On this note, one may also evaluate how institutions apply their core values to control offending behaviors and actions. For instance, Saint Leo University seeks to instill the core value of respect in its students to minimize victimization.
The core value of respect was derived from the spirit of Jesus Christ, and the University applies it to ensure that every person is valued, their dignity respected, and it always aims to develop excellent practices. Members find strength in their unity and diversity, interactions, knowledge sharing, learning, and harmonious relations (Saint Leo University, 2017). From this core value, one can conclude that it captures factors, which are not found in neighborhoods associated with violent crimes and offenders. For example, social support and cohesion, respect for others, dignity, and recognition of individual values are nearly all missing in broken societies where violent offenders thrive.
Summary of the Findings
It has been established that some behaviors, such as aggression, common among violent offenders are genetic and, thus, have high rates of heritability. In this regard, evolution plays a critical role in shaping violence. Hence, biological risk factors cannot be dismissed when one evaluates how violent offenders develop and evolve. In addition, it has also been demonstrated that environmental, sociological and psychological factors are also responsible for shaping behaviors of violent offenders.
One must pay attention to other underlying factors associated with violent crimes. These include socio-demographic risk factors, including joblessness, poverty, broken families, inequality, and other social challenges in neighborhoods. Some of these factors also constitute aspects of environmental elements responsible for shaping violent crime. More importantly, biological, environmental, social, and psychological factors co-exist, and they are intricate. Consequently, any attempts to understand violent crimes fully remain elusive.
The current legal system proves that society is yet to figure out the best ways to control violent crimes and to manage violent offenders. So far, harsh capital punishments have failed to deter cases of violent crimes. Unless, the underlying factors are addressed, some of which may be impossible, then cases of violent crimes will continue to rise as causes increase.
Violent crime is an intricate issue when viewed from perspectives of biological, psychological, social, and environmental factors. This complexity can be understood when all underlying factors are broken down. All these responsible factors interact to influence individuals’ possibilities of engaging in violent crimes. Therefore, all factors should be explored, including the underlying ones in attempts to address the development and evolution of offenders.
Adams, T. (2013). How to spot a murderer’s brain. The Guardian. Web.
Arbach-Lucioni, K., Redondo-Illescas, S., Singh, J. P., & Andre, A. (2014). Violent crimes in native and foreign national offenders. International Journal of Law, Crime and Justice, 20(2014), 1-12. Web.
DeLisi, M., & Conis, P. J. (2017). Violent Offenders.
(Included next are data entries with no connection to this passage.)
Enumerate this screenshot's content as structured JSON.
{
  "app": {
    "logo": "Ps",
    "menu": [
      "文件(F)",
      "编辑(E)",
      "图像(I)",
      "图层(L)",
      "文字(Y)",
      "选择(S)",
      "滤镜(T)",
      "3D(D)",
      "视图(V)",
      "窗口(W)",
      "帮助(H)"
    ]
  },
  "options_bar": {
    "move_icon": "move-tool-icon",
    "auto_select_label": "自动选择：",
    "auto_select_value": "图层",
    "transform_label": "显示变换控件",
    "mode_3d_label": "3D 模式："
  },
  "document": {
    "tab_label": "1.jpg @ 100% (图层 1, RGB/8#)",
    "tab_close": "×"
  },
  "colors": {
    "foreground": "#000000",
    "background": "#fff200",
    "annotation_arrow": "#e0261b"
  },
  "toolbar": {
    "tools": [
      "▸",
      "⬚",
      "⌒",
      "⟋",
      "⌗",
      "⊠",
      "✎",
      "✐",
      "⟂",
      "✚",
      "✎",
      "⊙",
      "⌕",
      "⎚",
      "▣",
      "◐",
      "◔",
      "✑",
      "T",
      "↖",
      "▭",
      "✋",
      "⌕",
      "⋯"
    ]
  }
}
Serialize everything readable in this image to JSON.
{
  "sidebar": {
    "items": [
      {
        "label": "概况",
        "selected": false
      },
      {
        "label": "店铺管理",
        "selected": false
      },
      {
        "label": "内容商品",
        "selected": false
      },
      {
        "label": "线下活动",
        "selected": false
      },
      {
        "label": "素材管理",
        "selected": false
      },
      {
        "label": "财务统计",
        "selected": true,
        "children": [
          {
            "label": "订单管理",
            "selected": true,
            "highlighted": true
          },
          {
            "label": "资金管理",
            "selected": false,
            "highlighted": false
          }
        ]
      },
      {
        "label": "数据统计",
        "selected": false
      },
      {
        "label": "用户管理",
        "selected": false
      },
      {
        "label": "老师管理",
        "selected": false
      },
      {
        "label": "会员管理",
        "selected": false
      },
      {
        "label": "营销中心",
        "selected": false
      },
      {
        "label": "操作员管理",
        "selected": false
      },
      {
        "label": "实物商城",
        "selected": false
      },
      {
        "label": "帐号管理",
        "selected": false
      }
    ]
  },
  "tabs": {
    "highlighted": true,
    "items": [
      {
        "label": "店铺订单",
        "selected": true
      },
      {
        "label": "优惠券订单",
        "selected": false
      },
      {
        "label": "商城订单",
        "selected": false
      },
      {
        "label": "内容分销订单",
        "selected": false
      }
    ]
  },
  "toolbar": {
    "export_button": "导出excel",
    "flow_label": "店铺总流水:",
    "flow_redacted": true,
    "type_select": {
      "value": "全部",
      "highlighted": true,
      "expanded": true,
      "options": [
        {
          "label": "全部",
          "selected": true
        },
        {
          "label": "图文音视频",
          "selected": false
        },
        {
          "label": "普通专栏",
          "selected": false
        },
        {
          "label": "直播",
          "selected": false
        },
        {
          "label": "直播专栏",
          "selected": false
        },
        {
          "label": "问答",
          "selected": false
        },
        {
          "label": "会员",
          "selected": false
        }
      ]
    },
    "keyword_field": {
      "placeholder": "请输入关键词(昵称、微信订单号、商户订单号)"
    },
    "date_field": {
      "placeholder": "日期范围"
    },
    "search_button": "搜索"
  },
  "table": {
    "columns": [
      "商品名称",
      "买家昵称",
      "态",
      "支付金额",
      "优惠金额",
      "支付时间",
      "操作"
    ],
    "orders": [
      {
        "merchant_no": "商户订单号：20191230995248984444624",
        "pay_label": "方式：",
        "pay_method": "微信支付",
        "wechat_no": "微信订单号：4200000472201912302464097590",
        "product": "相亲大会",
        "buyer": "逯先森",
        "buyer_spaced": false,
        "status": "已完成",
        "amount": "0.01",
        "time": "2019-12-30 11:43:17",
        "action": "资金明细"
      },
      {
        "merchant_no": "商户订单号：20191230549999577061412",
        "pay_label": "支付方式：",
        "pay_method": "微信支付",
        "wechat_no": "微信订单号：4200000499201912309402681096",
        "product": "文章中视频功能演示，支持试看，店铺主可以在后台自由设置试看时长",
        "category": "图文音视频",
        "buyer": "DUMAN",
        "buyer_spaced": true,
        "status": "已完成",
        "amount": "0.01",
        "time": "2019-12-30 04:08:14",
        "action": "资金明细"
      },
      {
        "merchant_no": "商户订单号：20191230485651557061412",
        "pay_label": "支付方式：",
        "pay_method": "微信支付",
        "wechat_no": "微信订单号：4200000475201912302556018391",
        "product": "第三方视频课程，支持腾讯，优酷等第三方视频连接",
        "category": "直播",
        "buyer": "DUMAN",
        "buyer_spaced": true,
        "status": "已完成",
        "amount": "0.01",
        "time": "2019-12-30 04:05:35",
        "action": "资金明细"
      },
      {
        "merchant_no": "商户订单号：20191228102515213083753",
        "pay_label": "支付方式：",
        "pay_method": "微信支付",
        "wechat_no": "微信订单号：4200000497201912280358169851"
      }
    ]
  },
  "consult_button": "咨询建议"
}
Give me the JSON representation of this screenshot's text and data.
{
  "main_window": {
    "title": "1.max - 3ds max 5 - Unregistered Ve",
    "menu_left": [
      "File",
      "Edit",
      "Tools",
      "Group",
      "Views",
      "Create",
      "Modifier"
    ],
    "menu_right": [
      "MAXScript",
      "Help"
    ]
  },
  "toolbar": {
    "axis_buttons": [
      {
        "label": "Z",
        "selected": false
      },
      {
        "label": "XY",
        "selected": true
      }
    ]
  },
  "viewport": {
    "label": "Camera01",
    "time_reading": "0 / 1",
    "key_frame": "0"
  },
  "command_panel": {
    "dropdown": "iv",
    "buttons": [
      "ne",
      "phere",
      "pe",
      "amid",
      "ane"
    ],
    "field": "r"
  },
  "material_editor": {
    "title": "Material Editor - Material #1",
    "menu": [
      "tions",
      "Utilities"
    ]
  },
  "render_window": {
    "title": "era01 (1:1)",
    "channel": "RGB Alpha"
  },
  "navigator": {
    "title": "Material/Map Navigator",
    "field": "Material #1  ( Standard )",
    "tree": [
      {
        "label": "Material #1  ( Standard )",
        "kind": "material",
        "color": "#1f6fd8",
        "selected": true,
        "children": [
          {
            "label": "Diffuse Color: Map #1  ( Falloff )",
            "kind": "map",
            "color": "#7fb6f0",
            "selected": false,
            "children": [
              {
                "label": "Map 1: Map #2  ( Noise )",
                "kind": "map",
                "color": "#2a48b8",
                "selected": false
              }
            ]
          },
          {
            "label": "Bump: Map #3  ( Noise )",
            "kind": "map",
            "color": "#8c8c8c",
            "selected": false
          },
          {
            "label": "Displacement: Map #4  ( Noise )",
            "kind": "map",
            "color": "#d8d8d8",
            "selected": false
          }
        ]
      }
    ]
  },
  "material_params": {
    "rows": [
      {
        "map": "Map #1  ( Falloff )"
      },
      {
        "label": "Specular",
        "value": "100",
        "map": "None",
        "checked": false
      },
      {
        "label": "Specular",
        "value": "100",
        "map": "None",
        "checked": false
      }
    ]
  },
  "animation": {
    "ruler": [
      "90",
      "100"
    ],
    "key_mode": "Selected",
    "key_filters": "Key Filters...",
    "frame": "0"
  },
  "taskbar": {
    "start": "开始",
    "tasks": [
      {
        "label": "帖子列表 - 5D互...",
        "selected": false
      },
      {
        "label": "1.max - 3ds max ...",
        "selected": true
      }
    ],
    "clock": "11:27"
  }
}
Burlington, MA: Jones & Bartlett Learning.
Lacey, N., & Pickard, H. (2015). To blame or to forgive? Reconciling punishment and forgiveness in criminal justice. Oxford Journal of Legal Studies, 35(4), 665–696. Web.
Roach, J., & Pease, K. (2011). Evolution and the prevention of violent crime. Psychology, 2(4), 393-404. Web.
Saint Leo University. (2017). Mission and values. Web.